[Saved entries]

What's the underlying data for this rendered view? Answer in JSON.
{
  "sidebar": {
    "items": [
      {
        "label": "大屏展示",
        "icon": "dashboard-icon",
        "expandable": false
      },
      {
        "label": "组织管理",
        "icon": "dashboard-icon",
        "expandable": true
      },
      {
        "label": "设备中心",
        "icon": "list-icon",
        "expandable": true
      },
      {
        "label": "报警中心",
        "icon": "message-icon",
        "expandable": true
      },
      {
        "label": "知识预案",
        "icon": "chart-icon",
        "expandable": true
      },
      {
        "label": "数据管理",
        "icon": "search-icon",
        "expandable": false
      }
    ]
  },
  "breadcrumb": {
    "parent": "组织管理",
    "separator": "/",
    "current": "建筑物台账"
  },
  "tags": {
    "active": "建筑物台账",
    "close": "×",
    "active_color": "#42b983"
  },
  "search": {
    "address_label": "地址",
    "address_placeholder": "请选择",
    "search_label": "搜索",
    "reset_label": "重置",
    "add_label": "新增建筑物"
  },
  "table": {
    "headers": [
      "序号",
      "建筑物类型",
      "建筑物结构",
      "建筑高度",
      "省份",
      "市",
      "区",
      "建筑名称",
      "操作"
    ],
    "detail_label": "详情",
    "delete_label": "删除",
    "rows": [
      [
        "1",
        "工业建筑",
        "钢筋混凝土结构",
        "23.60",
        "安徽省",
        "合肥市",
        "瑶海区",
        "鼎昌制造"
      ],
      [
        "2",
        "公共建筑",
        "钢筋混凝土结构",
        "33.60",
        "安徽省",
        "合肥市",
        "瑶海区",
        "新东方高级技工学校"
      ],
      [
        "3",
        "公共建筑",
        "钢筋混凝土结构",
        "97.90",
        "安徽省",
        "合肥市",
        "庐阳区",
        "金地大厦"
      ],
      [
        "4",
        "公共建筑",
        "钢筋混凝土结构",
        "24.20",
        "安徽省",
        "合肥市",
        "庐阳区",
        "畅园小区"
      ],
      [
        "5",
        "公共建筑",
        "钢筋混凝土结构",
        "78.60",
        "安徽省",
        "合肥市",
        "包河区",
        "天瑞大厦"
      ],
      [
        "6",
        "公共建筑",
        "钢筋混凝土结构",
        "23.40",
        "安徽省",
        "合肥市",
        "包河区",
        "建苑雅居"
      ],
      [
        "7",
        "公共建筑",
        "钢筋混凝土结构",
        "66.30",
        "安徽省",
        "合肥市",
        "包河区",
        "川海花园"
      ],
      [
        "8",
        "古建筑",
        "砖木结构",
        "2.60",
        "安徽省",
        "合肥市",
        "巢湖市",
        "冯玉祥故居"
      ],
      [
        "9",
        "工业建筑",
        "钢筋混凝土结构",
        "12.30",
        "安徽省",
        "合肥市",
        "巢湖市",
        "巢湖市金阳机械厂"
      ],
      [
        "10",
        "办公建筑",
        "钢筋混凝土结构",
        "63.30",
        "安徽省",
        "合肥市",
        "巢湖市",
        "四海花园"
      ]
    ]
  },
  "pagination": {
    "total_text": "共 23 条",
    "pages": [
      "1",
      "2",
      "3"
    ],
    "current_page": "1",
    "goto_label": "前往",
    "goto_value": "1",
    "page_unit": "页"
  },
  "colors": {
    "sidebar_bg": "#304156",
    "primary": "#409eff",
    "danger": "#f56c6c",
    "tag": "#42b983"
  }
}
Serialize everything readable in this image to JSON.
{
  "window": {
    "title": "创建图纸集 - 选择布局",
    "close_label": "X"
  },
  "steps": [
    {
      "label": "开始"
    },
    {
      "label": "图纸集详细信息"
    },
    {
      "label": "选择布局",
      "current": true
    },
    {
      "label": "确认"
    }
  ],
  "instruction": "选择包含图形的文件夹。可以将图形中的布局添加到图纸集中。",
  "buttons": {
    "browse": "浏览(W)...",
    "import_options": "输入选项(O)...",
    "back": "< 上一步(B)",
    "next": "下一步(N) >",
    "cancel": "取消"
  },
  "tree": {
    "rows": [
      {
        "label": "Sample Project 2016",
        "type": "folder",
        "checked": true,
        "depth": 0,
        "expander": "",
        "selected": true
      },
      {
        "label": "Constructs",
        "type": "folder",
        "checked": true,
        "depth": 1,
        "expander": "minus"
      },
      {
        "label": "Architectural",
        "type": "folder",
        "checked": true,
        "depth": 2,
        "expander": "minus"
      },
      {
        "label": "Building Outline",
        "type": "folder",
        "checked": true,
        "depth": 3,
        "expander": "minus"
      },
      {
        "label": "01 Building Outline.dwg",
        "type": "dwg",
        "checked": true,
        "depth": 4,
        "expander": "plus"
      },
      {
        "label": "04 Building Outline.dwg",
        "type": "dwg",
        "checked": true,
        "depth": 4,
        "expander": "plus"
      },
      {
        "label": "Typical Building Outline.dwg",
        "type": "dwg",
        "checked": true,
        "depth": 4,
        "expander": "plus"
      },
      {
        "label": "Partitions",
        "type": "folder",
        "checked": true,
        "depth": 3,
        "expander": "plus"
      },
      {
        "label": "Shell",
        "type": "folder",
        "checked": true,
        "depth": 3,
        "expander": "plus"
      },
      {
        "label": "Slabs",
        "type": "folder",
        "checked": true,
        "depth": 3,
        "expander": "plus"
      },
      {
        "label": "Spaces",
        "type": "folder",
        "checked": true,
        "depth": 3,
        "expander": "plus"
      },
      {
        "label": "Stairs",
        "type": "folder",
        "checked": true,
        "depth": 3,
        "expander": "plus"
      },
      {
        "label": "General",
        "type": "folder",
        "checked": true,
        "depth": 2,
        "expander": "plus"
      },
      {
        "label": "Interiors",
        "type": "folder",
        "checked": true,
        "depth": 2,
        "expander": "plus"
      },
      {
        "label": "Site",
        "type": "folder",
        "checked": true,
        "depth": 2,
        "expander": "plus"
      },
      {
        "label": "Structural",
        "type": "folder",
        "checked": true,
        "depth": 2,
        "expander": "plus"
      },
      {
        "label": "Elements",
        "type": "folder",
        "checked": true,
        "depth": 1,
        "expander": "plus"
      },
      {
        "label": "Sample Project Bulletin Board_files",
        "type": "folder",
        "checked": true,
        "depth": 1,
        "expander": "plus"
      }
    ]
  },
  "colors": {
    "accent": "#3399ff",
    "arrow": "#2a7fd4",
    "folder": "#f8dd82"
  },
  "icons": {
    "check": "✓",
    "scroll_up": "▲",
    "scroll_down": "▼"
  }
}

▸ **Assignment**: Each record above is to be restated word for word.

▸ **Exercise answer**:
What's the underlying data for this rendered view? Answer in JSON.
{
  "sidebar": {
    "items": [
      {
        "label": "大屏展示",
        "icon": "dashboard-icon",
        "expandable": false
      },
      {
        "label": "组织管理",
        "icon": "dashboard-icon",
        "expandable": true
      },
      {
        "label": "设备中心",
        "icon": "list-icon",
        "expandable": true
      },
      {
        "label": "报警中心",
        "icon": "message-icon",
        "expandable": true
      },
      {
        "label": "知识预案",
        "icon": "chart-icon",
        "expandable": true
      },
      {
        "label": "数据管理",
        "icon": "search-icon",
        "expandable": false
      }
    ]
  },
  "breadcrumb": {
    "parent": "组织管理",
    "separator": "/",
    "current": "建筑物台账"
  },
  "tags": {
    "active": "建筑物台账",
    "close": "×",
    "active_color": "#42b983"
  },
  "search": {
    "address_label": "地址",
    "address_placeholder": "请选择",
    "search_label": "搜索",
    "reset_label": "重置",
    "add_label": "新增建筑物"
  },
  "table": {
    "headers": [
      "序号",
      "建筑物类型",
      "建筑物结构",
      "建筑高度",
      "省份",
      "市",
      "区",
      "建筑名称",
      "操作"
    ],
    "detail_label": "详情",
    "delete_label": "删除",
    "rows": [
      [
        "1",
        "工业建筑",
        "钢筋混凝土结构",
        "23.60",
        "安徽省",
        "合肥市",
        "瑶海区",
        "鼎昌制造"
      ],
      [
        "2",
        "公共建筑",
        "钢筋混凝土结构",
        "33.60",
        "安徽省",
        "合肥市",
        "瑶海区",
        "新东方高级技工学校"
      ],
      [
        "3",
        "公共建筑",
        "钢筋混凝土结构",
        "97.90",
        "安徽省",
        "合肥市",
        "庐阳区",
        "金地大厦"
      ],
      [
        "4",
        "公共建筑",
        "钢筋混凝土结构",
        "24.20",
        "安徽省",
        "合肥市",
        "庐阳区",
        "畅园小区"
      ],
      [
        "5",
        "公共建筑",
        "钢筋混凝土结构",
        "78.60",
        "安徽省",
        "合肥市",
        "包河区",
        "天瑞大厦"
      ],
      [
        "6",
        "公共建筑",
        "钢筋混凝土结构",
        "23.40",
        "安徽省",
        "合肥市",
        "包河区",
        "建苑雅居"
      ],
      [
        "7",
        "公共建筑",
        "钢筋混凝土结构",
        "66.30",
        "安徽省",
        "合肥市",
        "包河区",
        "川海花园"
      ],
      [
        "8",
        "古建筑",
        "砖木结构",
        "2.60",
        "安徽省",
        "合肥市",
        "巢湖市",
        "冯玉祥故居"
      ],
      [
        "9",
        "工业建筑",
        "钢筋混凝土结构",
        "12.30",
        "安徽省",
        "合肥市",
        "巢湖市",
        "巢湖市金阳机械厂"
      ],
      [
        "10",
        "办公建筑",
        "钢筋混凝土结构",
        "63.30",
        "安徽省",
        "合肥市",
        "巢湖市",
        "四海花园"
      ]
    ]
  },
  "pagination": {
    "total_text": "共 23 条",
    "pages": [
      "1",
      "2",
      "3"
    ],
    "current_page": "1",
    "goto_label": "前往",
    "goto_value": "1",
    "page_unit": "页"
  },
  "colors": {
    "sidebar_bg": "#304156",
    "primary": "#409eff",
    "danger": "#f56c6c",
    "tag": "#42b983"
  }
}
Serialize everything readable in this image to JSON.
{
  "window": {
    "title": "创建图纸集 - 选择布局",
    "close_label": "X"
  },
  "steps": [
    {
      "label": "开始"
    },
    {
      "label": "图纸集详细信息"
    },
    {
      "label": "选择布局",
      "current": true
    },
    {
      "label": "确认"
    }
  ],
  "instruction": "选择包含图形的文件夹。可以将图形中的布局添加到图纸集中。",
  "buttons": {
    "browse": "浏览(W)...",
    "import_options": "输入选项(O)...",
    "back": "< 上一步(B)",
    "next": "下一步(N) >",
    "cancel": "取消"
  },
  "tree": {
    "rows": [
      {
        "label": "Sample Project 2016",
        "type": "folder",
        "checked": true,
        "depth": 0,
        "expander": "",
        "selected": true
      },
      {
        "label": "Constructs",
        "type": "folder",
        "checked": true,
        "depth": 1,
        "expander": "minus"
      },
      {
        "label": "Architectural",
        "type": "folder",
        "checked": true,
        "depth": 2,
        "expander": "minus"
      },
      {
        "label": "Building Outline",
        "type": "folder",
        "checked": true,
        "depth": 3,
        "expander": "minus"
      },
      {
        "label": "01 Building Outline.dwg",
        "type": "dwg",
        "checked": true,
        "depth": 4,
        "expander": "plus"
      },
      {
        "label": "04 Building Outline.dwg",
        "type": "dwg",
        "checked": true,
        "depth": 4,
        "expander": "plus"
      },
      {
        "label": "Typical Building Outline.dwg",
        "type": "dwg",
        "checked": true,
        "depth": 4,
        "expander": "plus"
      },
      {
        "label": "Partitions",
        "type": "folder",
        "checked": true,
        "depth": 3,
        "expander": "plus"
      },
      {
        "label": "Shell",
        "type": "folder",
        "checked": true,
        "depth": 3,
        "expander": "plus"
      },
      {
        "label": "Slabs",
        "type": "folder",
        "checked": true,
        "depth": 3,
        "expander": "plus"
      },
      {
        "label": "Spaces",
        "type": "folder",
        "checked": true,
        "depth": 3,
        "expander": "plus"
      },
      {
        "label": "Stairs",
        "type": "folder",
        "checked": true,
        "depth": 3,
        "expander": "plus"
      },
      {
        "label": "General",
        "type": "folder",
        "checked": true,
        "depth": 2,
        "expander": "plus"
      },
      {
        "label": "Interiors",
        "type": "folder",
        "checked": true,
        "depth": 2,
        "expander": "plus"
      },
      {
        "label": "Site",
        "type": "folder",
        "checked": true,
        "depth": 2,
        "expander": "plus"
      },
      {
        "label": "Structural",
        "type": "folder",
        "checked": true,
        "depth": 2,
        "expander": "plus"
      },
      {
        "label": "Elements",
        "type": "folder",
        "checked": true,
        "depth": 1,
        "expander": "plus"
      },
      {
        "label": "Sample Project Bulletin Board_files",
        "type": "folder",
        "checked": true,
        "depth": 1,
        "expander": "plus"
      }
    ]
  },
  "colors": {
    "accent": "#3399ff",
    "arrow": "#2a7fd4",
    "folder": "#f8dd82"
  },
  "icons": {
    "check": "✓",
    "scroll_up": "▲",
    "scroll_down": "▼"
  }
}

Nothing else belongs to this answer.